* The task
Your task is to gather the lines below that hold the string "description".
::: Provided data :::
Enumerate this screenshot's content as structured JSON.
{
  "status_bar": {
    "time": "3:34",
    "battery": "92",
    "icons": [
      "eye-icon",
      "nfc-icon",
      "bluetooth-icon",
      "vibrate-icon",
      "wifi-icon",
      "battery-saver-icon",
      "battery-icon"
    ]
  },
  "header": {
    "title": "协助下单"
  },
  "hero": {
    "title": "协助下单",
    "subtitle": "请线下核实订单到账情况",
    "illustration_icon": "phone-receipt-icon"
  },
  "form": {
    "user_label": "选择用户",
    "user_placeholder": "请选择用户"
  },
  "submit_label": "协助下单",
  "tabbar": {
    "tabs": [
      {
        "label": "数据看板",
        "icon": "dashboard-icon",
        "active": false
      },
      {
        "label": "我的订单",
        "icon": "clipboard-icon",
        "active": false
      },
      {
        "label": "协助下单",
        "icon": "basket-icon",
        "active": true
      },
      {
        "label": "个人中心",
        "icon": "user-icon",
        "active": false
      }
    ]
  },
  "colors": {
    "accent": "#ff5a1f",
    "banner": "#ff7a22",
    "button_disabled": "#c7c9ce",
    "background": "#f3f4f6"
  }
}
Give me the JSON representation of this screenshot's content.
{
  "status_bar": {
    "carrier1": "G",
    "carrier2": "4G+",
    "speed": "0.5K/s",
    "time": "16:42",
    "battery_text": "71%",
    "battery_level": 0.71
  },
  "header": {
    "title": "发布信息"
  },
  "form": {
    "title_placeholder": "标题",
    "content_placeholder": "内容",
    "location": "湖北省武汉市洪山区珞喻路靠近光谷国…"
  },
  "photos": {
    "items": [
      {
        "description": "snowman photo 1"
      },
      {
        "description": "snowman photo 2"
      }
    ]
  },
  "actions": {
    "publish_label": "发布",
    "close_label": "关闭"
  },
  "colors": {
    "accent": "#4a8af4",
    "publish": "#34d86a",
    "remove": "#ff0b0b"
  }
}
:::
* Answer space
        "description": "snowman photo 1"
        "description": "snowman photo 2"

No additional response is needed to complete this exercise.